SOURCE MATERIAL: Begin
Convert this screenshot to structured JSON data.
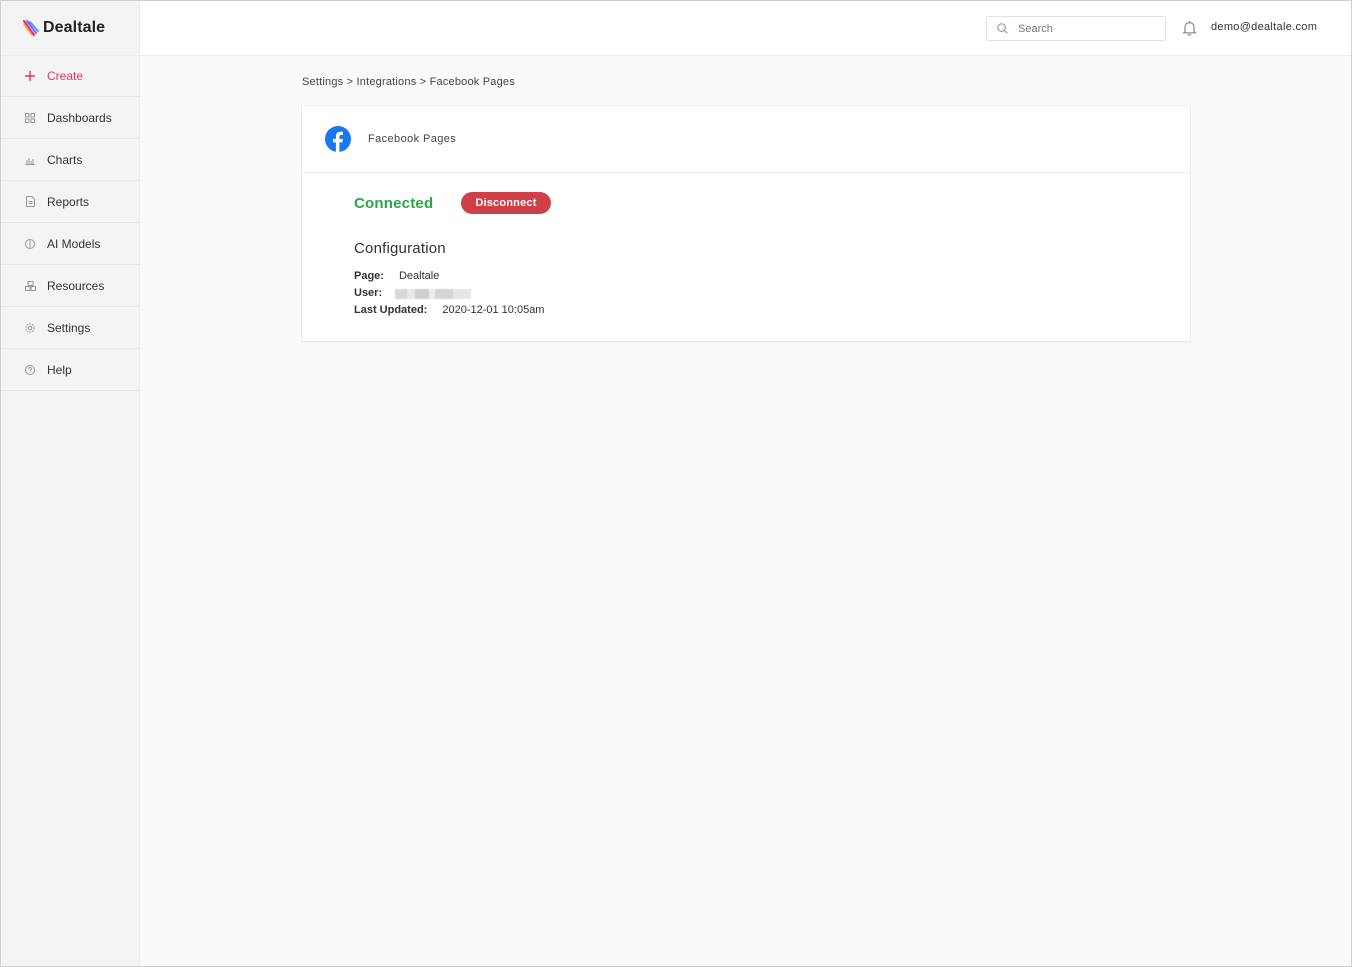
{
  "app": {
    "brand_name": "Dealtale"
  },
  "sidebar": {
    "items": [
      {
        "label": "Create",
        "icon": "plus-icon"
      },
      {
        "label": "Dashboards",
        "icon": "grid-icon"
      },
      {
        "label": "Charts",
        "icon": "bar-chart-icon"
      },
      {
        "label": "Reports",
        "icon": "document-icon"
      },
      {
        "label": "AI Models",
        "icon": "brain-icon"
      },
      {
        "label": "Resources",
        "icon": "boxes-icon"
      },
      {
        "label": "Settings",
        "icon": "gear-icon"
      },
      {
        "label": "Help",
        "icon": "question-icon"
      }
    ]
  },
  "topbar": {
    "search_placeholder": "Search",
    "user_email": "demo@dealtale.com"
  },
  "breadcrumb": {
    "items": [
      "Settings",
      "Integrations",
      "Facebook Pages"
    ],
    "separator": ">"
  },
  "integration": {
    "title": "Facebook Pages",
    "status": "Connected",
    "disconnect_label": "Disconnect",
    "config_title": "Configuration",
    "fields": [
      {
        "key": "Page:",
        "value": "Dealtale"
      },
      {
        "key": "User:",
        "value": ""
      },
      {
        "key": "Last Updated:",
        "value": "2020-12-01 10:05am"
      }
    ]
  },
  "colors": {
    "accent": "#e8336d",
    "connected": "#28a745",
    "disconnect": "#cf3f47",
    "facebook": "#1877f2"
  }
}
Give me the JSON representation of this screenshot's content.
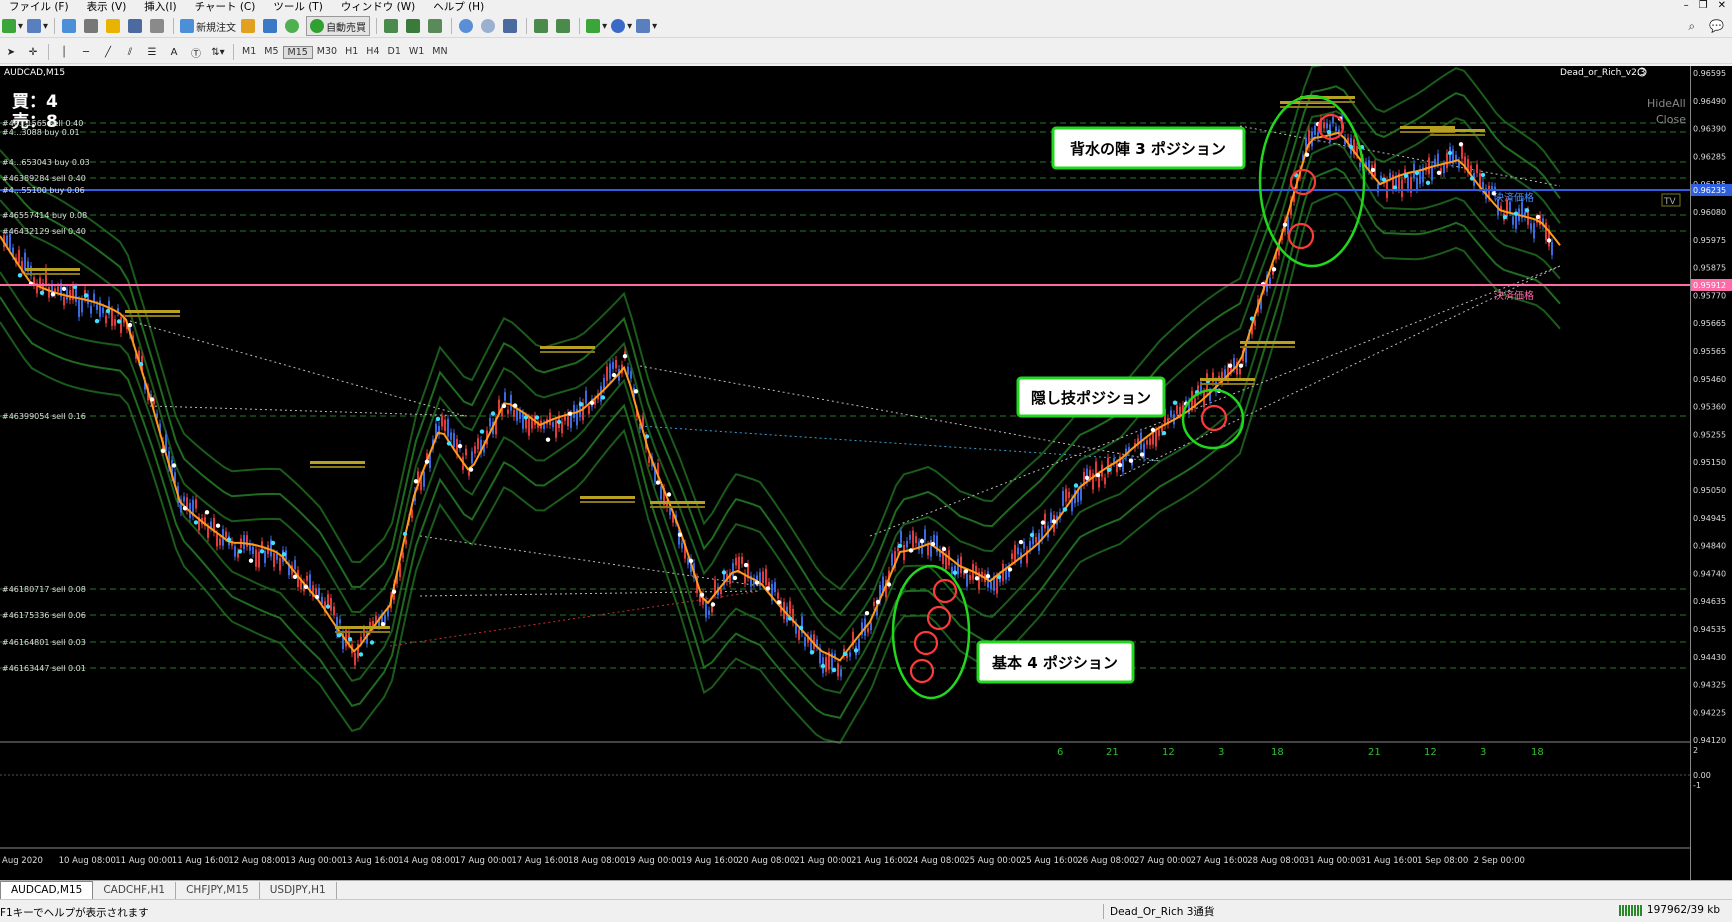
{
  "menu": {
    "items": [
      "ファイル (F)",
      "表示 (V)",
      "挿入(I)",
      "チャート (C)",
      "ツール (T)",
      "ウィンドウ (W)",
      "ヘルプ (H)"
    ]
  },
  "toolbar": {
    "new_order": "新規注文",
    "auto_trade": "自動売買",
    "timeframes": [
      "M1",
      "M5",
      "M15",
      "M30",
      "H1",
      "H4",
      "D1",
      "W1",
      "MN"
    ],
    "text_tool": "A"
  },
  "chart": {
    "symbol_title": "AUDCAD,M15",
    "indicator_name": "Dead_or_Rich_v2.3",
    "buy_count": "買：4",
    "sell_count": "売：8",
    "hide_all": "HideAll",
    "close_label": "Close",
    "tv_badge": "TV",
    "settle_price_blue": "決済価格",
    "settle_price_pink": "決済価格",
    "blue_line_price": "0.96235",
    "pink_line_price": "0.95912",
    "callouts": {
      "haisui": "背水の陣 3 ポジション",
      "kakushi": "隠し技ポジション",
      "kihon": "基本 4 ポジション"
    },
    "order_labels": [
      "#46...1565 sell 0.40",
      "#4...3088 buy 0.01",
      "#4...653043 buy 0.03",
      "#46389284 sell 0.40",
      "#4...55100 buy 0.06",
      "#46557414 buy 0.08",
      "#46432129 sell 0.40",
      "#46399054 sell 0.16",
      "#46180717 sell 0.08",
      "#46175336 sell 0.06",
      "#46164801 sell 0.03",
      "#46163447 sell 0.01"
    ],
    "price_ticks": [
      "0.96595",
      "0.96490",
      "0.96390",
      "0.96285",
      "0.96185",
      "0.96080",
      "0.95975",
      "0.95875",
      "0.95770",
      "0.95665",
      "0.95565",
      "0.95460",
      "0.95360",
      "0.95255",
      "0.95150",
      "0.95050",
      "0.94945",
      "0.94840",
      "0.94740",
      "0.94635",
      "0.94535",
      "0.94430",
      "0.94325",
      "0.94225",
      "0.94120"
    ],
    "time_ticks": [
      "Aug 2020",
      "10 Aug 08:00",
      "11 Aug 00:00",
      "11 Aug 16:00",
      "12 Aug 08:00",
      "13 Aug 00:00",
      "13 Aug 16:00",
      "14 Aug 08:00",
      "17 Aug 00:00",
      "17 Aug 16:00",
      "18 Aug 08:00",
      "19 Aug 00:00",
      "19 Aug 16:00",
      "20 Aug 08:00",
      "21 Aug 00:00",
      "21 Aug 16:00",
      "24 Aug 08:00",
      "25 Aug 00:00",
      "25 Aug 16:00",
      "26 Aug 08:00",
      "27 Aug 00:00",
      "27 Aug 16:00",
      "28 Aug 08:00",
      "31 Aug 00:00",
      "31 Aug 16:00",
      "1 Sep 08:00",
      "2 Sep 00:00"
    ],
    "sub_numbers": [
      "6",
      "21",
      "12",
      "3",
      "18",
      "21",
      "12",
      "3",
      "18"
    ],
    "sub_axis": [
      "2",
      "0.00",
      "-1"
    ]
  },
  "colors": {
    "background": "#000000",
    "ma_orange": "#ff9a1a",
    "band_green": "#1f6b1f",
    "blue_line": "#2d5fe0",
    "pink_line": "#ff6aa8",
    "callout_border": "#22d81e",
    "circle_red": "#ff3a3a"
  },
  "tabs": [
    "AUDCAD,M15",
    "CADCHF,H1",
    "CHFJPY,M15",
    "USDJPY,H1"
  ],
  "status": {
    "help": "F1キーでヘルプが表示されます",
    "profile": "Dead_Or_Rich 3通貨",
    "traffic": "197962/39 kb"
  }
}
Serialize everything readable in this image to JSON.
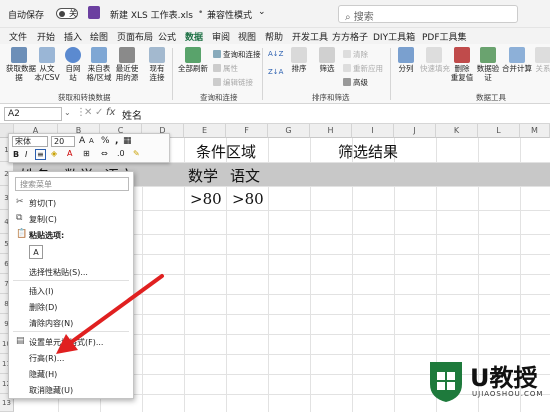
{
  "titlebar": {
    "autosave_label": "自动保存",
    "autosave_state": "关",
    "filename": "新建 XLS 工作表.xls",
    "mode": "兼容性模式",
    "search_placeholder": "搜索"
  },
  "tabs": [
    "文件",
    "开始",
    "插入",
    "绘图",
    "页面布局",
    "公式",
    "数据",
    "审阅",
    "视图",
    "帮助",
    "开发工具",
    "方方格子",
    "DIY工具箱",
    "PDF工具集"
  ],
  "active_tab": "数据",
  "ribbon": {
    "get_data": {
      "btn1": "获取数据",
      "btn1b": "据",
      "btn2": "从文",
      "btn2b": "本/CSV",
      "btn3": "自网",
      "btn3b": "站",
      "btn4": "来自表格/区域",
      "btn4a": "来自表",
      "btn4b": "格/区域",
      "btn5": "最近使",
      "btn5b": "用的源",
      "btn6": "现有",
      "btn6b": "连接",
      "group": "获取和转换数据"
    },
    "queries": {
      "refresh": "全部刷新",
      "q1": "查询和连接",
      "q2": "属性",
      "q3": "编辑链接",
      "group": "查询和连接"
    },
    "sort_filter": {
      "sort": "排序",
      "filter": "筛选",
      "clear": "清除",
      "reapply": "重新应用",
      "advanced": "高级",
      "group": "排序和筛选"
    },
    "data_tools": {
      "split": "分列",
      "fill": "快速填充",
      "remove_dup": "删除",
      "remove_dup2": "重复值",
      "validate": "数据验",
      "validate2": "证",
      "consolidate": "合并计算",
      "relations": "关系",
      "group": "数据工具"
    }
  },
  "formula_bar": {
    "name_box": "A2",
    "fx": "fx",
    "value": "姓名"
  },
  "columns": [
    "A",
    "B",
    "C",
    "D",
    "E",
    "F",
    "G",
    "H",
    "I",
    "J",
    "K",
    "L",
    "M"
  ],
  "rows": [
    "1",
    "2",
    "3",
    "4",
    "5",
    "6",
    "7",
    "8",
    "9",
    "10",
    "11",
    "12",
    "13",
    "14",
    "15",
    "16",
    "17"
  ],
  "cells": {
    "condition_header": "条件区域",
    "result_header": "筛选结果",
    "row2_a": "姓名",
    "row2_b": "数学",
    "row2_c": "语文",
    "e2": "数学",
    "f2": "语文",
    "e3": ">80",
    "f3": ">80"
  },
  "mini_toolbar": {
    "font": "宋体",
    "size": "20",
    "bold": "B",
    "italic": "I"
  },
  "context_menu": {
    "search_placeholder": "搜索菜单",
    "items": [
      "剪切(T)",
      "复制(C)",
      "粘贴选项:",
      "",
      "选择性粘贴(S)...",
      "插入(I)",
      "删除(D)",
      "清除内容(N)",
      "设置单元格格式(F)...",
      "行高(R)...",
      "隐藏(H)",
      "取消隐藏(U)"
    ]
  },
  "watermark": {
    "text": "U教授",
    "url": "UJIAOSHOU.COM"
  },
  "colors": {
    "accent": "#1e7145",
    "arrow": "#e02020",
    "header_fill": "#c8c8c8"
  }
}
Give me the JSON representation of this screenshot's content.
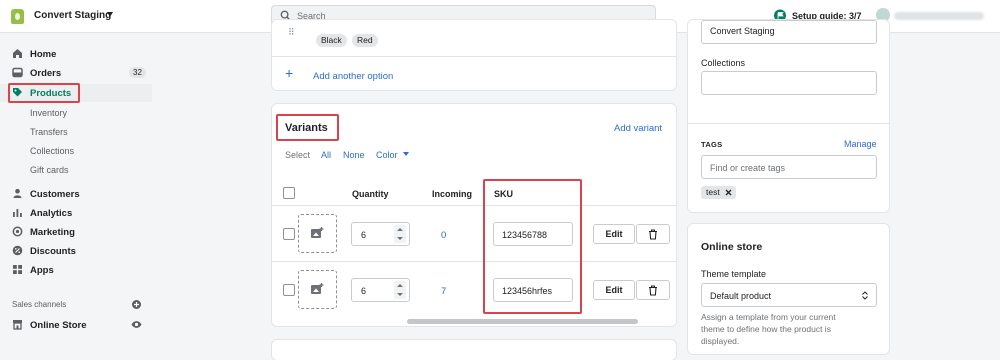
{
  "topbar": {
    "store_name": "Convert Staging",
    "search_placeholder": "Search",
    "setup_guide": "Setup guide: 3/7"
  },
  "sidebar": {
    "home": "Home",
    "orders": "Orders",
    "orders_count": "32",
    "products": "Products",
    "inventory": "Inventory",
    "transfers": "Transfers",
    "collections": "Collections",
    "gift_cards": "Gift cards",
    "customers": "Customers",
    "analytics": "Analytics",
    "marketing": "Marketing",
    "discounts": "Discounts",
    "apps": "Apps",
    "sales_channels": "Sales channels",
    "online_store": "Online Store"
  },
  "options": {
    "values": [
      "Black",
      "Red"
    ],
    "add_option": "Add another option"
  },
  "variants": {
    "title": "Variants",
    "add_variant": "Add variant",
    "select_label": "Select",
    "select_all": "All",
    "select_none": "None",
    "select_color": "Color",
    "columns": {
      "quantity": "Quantity",
      "incoming": "Incoming",
      "sku": "SKU"
    },
    "rows": [
      {
        "quantity": "6",
        "incoming": "0",
        "sku": "123456788",
        "edit": "Edit"
      },
      {
        "quantity": "6",
        "incoming": "7",
        "sku": "123456hrfes",
        "edit": "Edit"
      }
    ]
  },
  "organization": {
    "vendor_value": "Convert Staging",
    "collections_label": "Collections",
    "tags_label": "TAGS",
    "manage": "Manage",
    "tags_placeholder": "Find or create tags",
    "tag": "test"
  },
  "online_store": {
    "title": "Online store",
    "theme_template_label": "Theme template",
    "theme_template_value": "Default product",
    "help_text_1": "Assign a template from your current",
    "help_text_2": "theme to define how the product is",
    "help_text_3": "displayed."
  },
  "colors": {
    "highlight": "#d9434c",
    "active": "#008060",
    "link": "#2c6ecb"
  }
}
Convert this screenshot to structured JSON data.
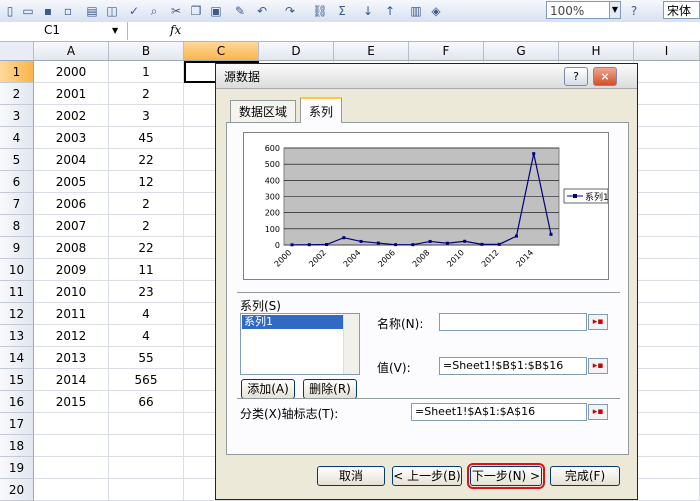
{
  "toolbar": {
    "zoom": "100%",
    "font": "宋体"
  },
  "formula_bar": {
    "name_box": "C1",
    "fx": "fx"
  },
  "columns": [
    "A",
    "B",
    "C",
    "D",
    "E",
    "F",
    "G",
    "H",
    "I"
  ],
  "rows": [
    "1",
    "2",
    "3",
    "4",
    "5",
    "6",
    "7",
    "8",
    "9",
    "10",
    "11",
    "12",
    "13",
    "14",
    "15",
    "16",
    "17",
    "18",
    "19",
    "20"
  ],
  "col_a": [
    "2000",
    "2001",
    "2002",
    "2003",
    "2004",
    "2005",
    "2006",
    "2007",
    "2008",
    "2009",
    "2010",
    "2011",
    "2012",
    "2013",
    "2014",
    "2015"
  ],
  "col_b": [
    "1",
    "2",
    "3",
    "45",
    "22",
    "12",
    "2",
    "2",
    "22",
    "11",
    "23",
    "4",
    "4",
    "55",
    "565",
    "66"
  ],
  "dialog": {
    "title": "源数据",
    "help": "?",
    "close": "×",
    "tabs": [
      "数据区域",
      "系列"
    ],
    "series_label": "系列(S)",
    "series_items": [
      "系列1"
    ],
    "add_button": "添加(A)",
    "remove_button": "删除(R)",
    "name_label": "名称(N):",
    "name_value": "",
    "values_label": "值(V):",
    "values_value": "=Sheet1!$B$1:$B$16",
    "category_label": "分类(X)轴标志(T):",
    "category_value": "=Sheet1!$A$1:$A$16",
    "cancel_button": "取消",
    "back_button": "< 上一步(B)",
    "next_button": "下一步(N) >",
    "finish_button": "完成(F)"
  },
  "chart_data": {
    "type": "line",
    "x": [
      2000,
      2001,
      2002,
      2003,
      2004,
      2005,
      2006,
      2007,
      2008,
      2009,
      2010,
      2011,
      2012,
      2013,
      2014,
      2015
    ],
    "series": [
      {
        "name": "系列1",
        "values": [
          1,
          2,
          3,
          45,
          22,
          12,
          2,
          2,
          22,
          11,
          23,
          4,
          4,
          55,
          565,
          66
        ]
      }
    ],
    "xtick_labels": [
      "2000",
      "2002",
      "2004",
      "2006",
      "2008",
      "2010",
      "2012",
      "2014"
    ],
    "ytick_labels": [
      "0",
      "100",
      "200",
      "300",
      "400",
      "500",
      "600"
    ],
    "ylim": [
      0,
      600
    ],
    "grid": true,
    "legend": "right",
    "plot_background": "#c0c0c0",
    "line_color": "#000080"
  }
}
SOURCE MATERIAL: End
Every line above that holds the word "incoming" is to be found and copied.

→ **RESULT OF THIS EXERCISE**:
      "incoming": "Incoming",
        "incoming": "0",
        "incoming": "7",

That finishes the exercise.